Concerns were raised about Ross' mental health three weeks ago, when Ross took leave from Parliament for "personal health issues" and later said he had a mental breakdown over being accused of inappropriate behaviour towards women.
Ross' doctors were in contact with Bridges and Bennett and, the source said, "were told if any more pressure or stress was headed his way, there was a real likelihood of this incident [being sectioned] occurring".
"Two weeks later, when they confronted him about the report of the leak, the medical advice was reiterated. And they said they were going to release the information in half an hour."
Asked to comment, a National Party spokesperson said: "Mr Ross's mental health has been taken seriously throughout this process, including seeking advice from his medical specialists."
In the weeks following Ross' leave but before this week, it is understood that Ross' doctors told the National leadership team that Ross was doing better and could return to work.
This week, as Ross fronted media, he repeatedly said that he was healthy, even after four women spoke to Newsroom about what they called bullying and intimidating behaviour from Ross, followed by two more women.
Ross disagreed with the way the women portrayed him in the media, but admitted to extra-marital affairs - including with a married MP - and said he had apologised to his wife.
Asked in his last media interview on Friday about mental health issues, Ross said: "I'm okay right now."
National Party pollster and kiwiblogger David Farrar said that Ross had obviously been under "huge stress" as events escalated last week.
While it was unfortunate to hear of Ross' mental health issues, he hoped this would be a chance for "deescalation, and focus on looking after themselves".
I hope Jami-Lee gets good support from both medical professionals and his friends. He has obviously been under huge stress and time for everything to calm down a bit. https://t.co/UVCBRoJ9UW— David Farrar (@dpfdpf) October 21, 2018
Farrar said that the women speaking out would have exacerbated an already difficult situation.
"But also during the week, you think you have to strike back and defend yourself, and only in the weekend, as you come down from that, do you think about the terrible personal cost.
"Let's worry about Jami-Lee's health. There are obviously still issues to be resolved, but not in the next days, or weeks even. That doesn't mean good outcomes for all those involved in the medium term, but it's an opportunity for things to calm down."
Bridges and Bennett have both spoken about Ross' mental health in the past week, but in cautionary tones.
Farrar said this was a very fine line to walk.
"Some people use mental health as a stigma, so for politicians it's challenging to express concern for someone's mental health and not come across as denigrating them as crazy. That's why they have expressed concerns, but in a restrained way because they haven't wanted it to be seen as an attack."

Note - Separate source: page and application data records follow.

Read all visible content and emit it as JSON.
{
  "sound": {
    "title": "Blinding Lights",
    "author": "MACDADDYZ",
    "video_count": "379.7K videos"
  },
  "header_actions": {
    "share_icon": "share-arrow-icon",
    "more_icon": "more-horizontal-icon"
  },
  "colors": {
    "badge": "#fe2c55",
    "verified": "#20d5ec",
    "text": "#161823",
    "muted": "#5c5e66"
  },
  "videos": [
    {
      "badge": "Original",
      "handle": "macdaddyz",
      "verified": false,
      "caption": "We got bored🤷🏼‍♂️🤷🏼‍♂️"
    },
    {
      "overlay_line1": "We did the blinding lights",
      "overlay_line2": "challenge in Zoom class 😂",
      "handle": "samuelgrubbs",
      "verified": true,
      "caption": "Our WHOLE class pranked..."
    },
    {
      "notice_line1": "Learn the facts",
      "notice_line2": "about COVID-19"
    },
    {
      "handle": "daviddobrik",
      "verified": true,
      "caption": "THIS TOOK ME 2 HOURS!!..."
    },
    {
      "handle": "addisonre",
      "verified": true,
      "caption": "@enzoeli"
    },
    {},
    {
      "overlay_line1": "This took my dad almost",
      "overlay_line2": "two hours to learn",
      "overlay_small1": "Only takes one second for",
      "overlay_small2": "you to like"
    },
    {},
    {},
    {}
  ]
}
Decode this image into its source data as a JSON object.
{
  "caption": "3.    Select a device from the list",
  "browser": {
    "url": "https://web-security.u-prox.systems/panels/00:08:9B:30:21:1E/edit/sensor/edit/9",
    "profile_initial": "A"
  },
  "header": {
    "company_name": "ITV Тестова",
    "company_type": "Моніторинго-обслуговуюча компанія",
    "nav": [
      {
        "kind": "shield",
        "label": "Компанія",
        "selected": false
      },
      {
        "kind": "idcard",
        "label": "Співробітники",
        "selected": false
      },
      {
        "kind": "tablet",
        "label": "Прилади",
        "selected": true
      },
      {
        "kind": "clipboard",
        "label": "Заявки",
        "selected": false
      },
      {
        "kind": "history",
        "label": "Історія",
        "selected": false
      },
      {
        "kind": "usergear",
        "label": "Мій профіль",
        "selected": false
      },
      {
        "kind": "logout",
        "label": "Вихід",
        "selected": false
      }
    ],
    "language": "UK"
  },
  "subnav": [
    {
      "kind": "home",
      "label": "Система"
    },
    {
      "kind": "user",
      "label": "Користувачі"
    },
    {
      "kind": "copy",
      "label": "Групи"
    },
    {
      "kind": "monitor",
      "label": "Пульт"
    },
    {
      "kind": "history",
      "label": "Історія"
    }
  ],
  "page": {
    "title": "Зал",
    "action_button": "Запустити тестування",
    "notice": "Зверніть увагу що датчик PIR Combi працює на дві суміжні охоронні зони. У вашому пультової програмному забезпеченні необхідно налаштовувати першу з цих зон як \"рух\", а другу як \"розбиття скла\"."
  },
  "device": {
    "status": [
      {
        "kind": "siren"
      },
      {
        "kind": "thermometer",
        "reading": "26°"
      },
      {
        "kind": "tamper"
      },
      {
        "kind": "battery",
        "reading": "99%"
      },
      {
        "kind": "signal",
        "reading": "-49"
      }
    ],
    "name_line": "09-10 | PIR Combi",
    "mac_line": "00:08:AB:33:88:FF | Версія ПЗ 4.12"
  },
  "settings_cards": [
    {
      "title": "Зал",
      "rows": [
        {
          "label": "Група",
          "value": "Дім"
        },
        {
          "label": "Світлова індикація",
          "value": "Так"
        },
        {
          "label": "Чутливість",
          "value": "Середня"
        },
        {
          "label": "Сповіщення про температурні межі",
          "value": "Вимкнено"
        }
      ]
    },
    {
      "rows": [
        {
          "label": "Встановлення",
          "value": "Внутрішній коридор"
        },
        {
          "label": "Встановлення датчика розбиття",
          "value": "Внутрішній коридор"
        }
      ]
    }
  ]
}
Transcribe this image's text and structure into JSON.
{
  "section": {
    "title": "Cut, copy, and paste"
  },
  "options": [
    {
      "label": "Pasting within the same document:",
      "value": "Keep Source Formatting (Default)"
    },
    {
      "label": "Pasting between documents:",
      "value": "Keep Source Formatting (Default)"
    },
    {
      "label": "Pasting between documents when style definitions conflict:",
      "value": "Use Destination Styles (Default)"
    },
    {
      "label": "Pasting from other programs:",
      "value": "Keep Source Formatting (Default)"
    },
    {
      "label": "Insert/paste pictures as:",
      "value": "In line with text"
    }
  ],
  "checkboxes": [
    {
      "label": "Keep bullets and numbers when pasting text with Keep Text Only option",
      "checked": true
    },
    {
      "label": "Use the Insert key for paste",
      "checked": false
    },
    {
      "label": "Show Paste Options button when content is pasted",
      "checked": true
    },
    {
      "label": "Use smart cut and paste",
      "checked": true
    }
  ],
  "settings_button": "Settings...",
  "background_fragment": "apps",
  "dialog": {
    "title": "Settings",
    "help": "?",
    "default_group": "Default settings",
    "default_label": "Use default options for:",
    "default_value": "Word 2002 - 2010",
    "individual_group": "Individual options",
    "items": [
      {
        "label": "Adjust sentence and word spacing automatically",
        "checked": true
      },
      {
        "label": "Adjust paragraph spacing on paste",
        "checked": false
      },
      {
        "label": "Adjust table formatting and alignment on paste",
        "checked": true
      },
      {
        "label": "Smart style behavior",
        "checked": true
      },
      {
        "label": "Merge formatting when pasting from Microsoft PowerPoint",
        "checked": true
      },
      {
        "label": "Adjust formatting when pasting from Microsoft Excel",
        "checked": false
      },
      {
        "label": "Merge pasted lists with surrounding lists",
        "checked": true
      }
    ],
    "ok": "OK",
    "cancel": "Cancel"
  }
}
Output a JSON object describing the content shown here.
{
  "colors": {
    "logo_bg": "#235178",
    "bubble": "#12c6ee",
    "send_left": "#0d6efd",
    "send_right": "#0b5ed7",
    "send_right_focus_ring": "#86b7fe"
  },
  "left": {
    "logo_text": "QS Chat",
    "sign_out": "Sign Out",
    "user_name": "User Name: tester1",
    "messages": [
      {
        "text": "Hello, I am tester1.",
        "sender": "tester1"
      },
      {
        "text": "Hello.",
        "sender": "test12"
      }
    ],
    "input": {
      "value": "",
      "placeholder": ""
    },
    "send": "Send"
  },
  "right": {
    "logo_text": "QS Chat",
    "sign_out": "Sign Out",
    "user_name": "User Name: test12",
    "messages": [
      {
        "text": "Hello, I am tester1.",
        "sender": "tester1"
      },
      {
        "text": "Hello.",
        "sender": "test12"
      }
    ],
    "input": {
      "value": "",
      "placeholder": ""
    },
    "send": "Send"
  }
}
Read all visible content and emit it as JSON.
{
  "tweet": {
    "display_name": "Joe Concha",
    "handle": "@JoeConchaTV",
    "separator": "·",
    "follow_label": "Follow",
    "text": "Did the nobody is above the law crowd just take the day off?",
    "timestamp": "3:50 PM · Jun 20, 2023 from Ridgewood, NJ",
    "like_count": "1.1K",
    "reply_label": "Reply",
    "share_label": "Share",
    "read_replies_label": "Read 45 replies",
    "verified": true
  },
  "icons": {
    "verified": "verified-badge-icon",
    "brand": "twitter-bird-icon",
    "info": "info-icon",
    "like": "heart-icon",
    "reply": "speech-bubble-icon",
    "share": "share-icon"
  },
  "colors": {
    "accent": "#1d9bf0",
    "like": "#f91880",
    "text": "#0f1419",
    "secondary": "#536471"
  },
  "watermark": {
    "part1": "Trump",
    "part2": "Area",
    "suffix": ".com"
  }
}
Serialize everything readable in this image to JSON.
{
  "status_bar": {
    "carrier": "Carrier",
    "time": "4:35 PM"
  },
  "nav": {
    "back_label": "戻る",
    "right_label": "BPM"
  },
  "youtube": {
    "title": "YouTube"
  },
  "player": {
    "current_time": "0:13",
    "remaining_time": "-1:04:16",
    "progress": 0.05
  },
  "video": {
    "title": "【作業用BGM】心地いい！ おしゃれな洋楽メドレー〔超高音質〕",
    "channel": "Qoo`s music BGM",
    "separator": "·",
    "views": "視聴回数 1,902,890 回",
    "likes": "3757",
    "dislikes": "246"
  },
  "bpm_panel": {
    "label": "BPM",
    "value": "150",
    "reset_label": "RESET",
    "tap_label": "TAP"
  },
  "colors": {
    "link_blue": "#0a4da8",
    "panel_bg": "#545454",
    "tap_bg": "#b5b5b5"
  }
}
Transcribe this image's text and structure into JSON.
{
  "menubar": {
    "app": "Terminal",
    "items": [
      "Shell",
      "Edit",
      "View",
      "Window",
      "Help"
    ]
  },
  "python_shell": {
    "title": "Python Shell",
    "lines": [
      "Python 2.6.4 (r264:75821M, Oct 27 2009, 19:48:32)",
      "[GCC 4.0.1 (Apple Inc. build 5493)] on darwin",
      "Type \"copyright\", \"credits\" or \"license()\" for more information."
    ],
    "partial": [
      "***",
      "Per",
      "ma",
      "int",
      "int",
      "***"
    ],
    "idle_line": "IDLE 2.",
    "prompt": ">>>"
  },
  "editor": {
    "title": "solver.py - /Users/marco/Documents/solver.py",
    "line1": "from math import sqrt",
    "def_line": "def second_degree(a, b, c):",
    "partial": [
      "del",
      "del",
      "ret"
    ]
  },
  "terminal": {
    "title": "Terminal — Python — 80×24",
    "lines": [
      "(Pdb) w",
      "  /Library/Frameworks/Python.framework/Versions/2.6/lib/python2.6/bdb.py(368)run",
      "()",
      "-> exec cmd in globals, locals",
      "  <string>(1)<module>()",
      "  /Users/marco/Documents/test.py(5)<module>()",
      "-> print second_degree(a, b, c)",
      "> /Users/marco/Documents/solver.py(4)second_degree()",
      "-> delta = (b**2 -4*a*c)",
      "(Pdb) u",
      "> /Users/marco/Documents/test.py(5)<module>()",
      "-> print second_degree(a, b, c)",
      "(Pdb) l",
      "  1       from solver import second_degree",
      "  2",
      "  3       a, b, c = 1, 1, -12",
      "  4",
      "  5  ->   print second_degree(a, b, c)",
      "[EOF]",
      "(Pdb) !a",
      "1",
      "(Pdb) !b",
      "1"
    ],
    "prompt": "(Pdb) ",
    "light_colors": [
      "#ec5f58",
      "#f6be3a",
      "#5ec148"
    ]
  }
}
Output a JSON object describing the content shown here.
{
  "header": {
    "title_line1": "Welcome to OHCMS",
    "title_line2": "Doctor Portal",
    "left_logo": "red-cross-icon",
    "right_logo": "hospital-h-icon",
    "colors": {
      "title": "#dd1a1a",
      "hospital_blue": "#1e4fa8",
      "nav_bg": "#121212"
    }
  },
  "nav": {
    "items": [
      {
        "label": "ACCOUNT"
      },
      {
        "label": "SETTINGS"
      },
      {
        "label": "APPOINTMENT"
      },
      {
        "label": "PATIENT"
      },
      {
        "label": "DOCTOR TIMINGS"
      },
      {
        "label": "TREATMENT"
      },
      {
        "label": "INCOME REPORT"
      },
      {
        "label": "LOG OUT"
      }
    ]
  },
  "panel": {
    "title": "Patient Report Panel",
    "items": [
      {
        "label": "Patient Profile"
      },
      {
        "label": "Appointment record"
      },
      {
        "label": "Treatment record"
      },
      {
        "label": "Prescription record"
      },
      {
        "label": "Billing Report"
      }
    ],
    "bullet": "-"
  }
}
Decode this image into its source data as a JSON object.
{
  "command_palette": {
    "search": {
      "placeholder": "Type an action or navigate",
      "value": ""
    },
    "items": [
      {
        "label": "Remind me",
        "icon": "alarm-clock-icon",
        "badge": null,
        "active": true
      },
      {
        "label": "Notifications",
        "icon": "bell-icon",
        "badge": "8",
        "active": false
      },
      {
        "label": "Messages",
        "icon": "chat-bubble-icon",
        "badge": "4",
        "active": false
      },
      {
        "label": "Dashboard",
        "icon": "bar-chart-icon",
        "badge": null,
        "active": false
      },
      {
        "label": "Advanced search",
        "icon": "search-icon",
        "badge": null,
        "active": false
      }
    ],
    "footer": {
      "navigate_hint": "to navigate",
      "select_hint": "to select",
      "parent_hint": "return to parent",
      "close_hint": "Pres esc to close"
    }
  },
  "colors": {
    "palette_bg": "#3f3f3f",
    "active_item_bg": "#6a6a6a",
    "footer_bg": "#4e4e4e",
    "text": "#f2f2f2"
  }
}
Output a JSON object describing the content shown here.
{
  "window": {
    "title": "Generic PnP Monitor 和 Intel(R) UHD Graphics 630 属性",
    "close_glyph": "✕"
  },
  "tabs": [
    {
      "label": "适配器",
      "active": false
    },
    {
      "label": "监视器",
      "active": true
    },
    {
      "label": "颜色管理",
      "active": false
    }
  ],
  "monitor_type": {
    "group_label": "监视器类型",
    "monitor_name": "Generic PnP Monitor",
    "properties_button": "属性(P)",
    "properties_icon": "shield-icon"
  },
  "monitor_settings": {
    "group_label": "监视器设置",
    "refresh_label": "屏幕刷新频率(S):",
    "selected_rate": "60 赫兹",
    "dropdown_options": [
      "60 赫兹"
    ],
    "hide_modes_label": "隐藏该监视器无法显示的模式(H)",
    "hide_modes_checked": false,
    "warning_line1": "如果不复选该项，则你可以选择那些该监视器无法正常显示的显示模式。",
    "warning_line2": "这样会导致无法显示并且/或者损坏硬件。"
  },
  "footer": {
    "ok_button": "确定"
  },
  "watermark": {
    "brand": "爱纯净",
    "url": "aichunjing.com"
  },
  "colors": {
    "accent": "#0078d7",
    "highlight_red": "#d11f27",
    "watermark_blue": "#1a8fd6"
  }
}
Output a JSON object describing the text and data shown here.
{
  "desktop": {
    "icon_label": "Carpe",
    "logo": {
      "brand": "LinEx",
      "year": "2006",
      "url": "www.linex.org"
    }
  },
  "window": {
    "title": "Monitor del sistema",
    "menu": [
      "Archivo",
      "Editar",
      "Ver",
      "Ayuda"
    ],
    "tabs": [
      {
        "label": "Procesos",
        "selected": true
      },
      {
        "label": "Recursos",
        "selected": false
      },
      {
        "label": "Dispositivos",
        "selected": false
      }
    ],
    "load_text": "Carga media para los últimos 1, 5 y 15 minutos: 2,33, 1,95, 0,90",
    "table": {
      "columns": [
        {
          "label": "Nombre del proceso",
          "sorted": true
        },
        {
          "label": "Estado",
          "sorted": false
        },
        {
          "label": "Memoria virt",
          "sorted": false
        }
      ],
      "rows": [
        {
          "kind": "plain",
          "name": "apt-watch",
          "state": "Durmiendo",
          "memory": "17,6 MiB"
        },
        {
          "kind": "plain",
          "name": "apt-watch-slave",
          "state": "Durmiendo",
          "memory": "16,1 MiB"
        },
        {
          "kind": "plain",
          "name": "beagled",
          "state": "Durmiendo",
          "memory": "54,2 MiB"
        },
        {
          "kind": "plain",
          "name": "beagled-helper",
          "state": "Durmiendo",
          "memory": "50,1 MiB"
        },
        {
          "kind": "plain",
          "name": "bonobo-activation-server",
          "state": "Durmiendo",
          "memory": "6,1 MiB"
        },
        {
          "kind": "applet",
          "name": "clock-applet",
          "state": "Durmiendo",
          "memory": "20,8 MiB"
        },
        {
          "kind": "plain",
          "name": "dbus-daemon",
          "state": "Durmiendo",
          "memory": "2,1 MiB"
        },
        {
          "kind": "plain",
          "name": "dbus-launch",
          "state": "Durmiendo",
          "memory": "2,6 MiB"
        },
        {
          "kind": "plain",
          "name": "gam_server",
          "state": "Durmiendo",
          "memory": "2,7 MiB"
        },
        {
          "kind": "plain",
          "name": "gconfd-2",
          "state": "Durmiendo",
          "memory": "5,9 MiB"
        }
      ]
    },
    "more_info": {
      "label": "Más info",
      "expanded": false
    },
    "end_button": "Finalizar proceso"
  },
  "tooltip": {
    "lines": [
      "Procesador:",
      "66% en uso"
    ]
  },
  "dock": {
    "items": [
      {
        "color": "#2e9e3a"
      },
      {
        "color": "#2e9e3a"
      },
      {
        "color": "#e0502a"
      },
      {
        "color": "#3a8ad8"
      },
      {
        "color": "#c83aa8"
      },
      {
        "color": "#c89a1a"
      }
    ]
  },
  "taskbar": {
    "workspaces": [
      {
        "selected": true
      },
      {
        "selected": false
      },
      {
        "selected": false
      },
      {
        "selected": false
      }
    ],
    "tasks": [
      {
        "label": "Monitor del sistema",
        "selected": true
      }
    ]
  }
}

Ross, however, did see it as an attack and pushed back, saying that neither Bridges nor Bennett should be raising his mental health issues because his doctor had called them to tell them he was fine.
Ross' leave from Parliament at the start of the month followed a text message concerned about the mental health of the person who leaked Bridges' travel expenses. It led to speculation that Ross was the leaker, which he denies, though he admitted to leaking details of the text message to media.
An inquiry by PwC, ordered by Bridges and independently reviewed by John Billington, QC, found that Ross was likely the leaker, but was inconclusive.
WHERE TO GET HELP:
If you are worried about your or someone else's mental health, the best place to get help is your GP or local mental health provider. However, if you or someone else is in danger or endangering others, call 111.
• Lifeline: 0800 543 354 (available 24/7)
• Suicide Crisis Helpline: 0508 828 865 (0508 TAUTOKO) (available 24/7)
• Youthline: 0800 376 633
• Kidsline: 0800 543 754 (available 24/7)
• Whatsup: 0800 942 8787 (1pm to 11pm)
• Depression helpline: 0800 111 757 (available 24/7)
If it is an emergency and you feel like you or someone else is at risk, call 111.
There are lots of places to get support. For others, click here.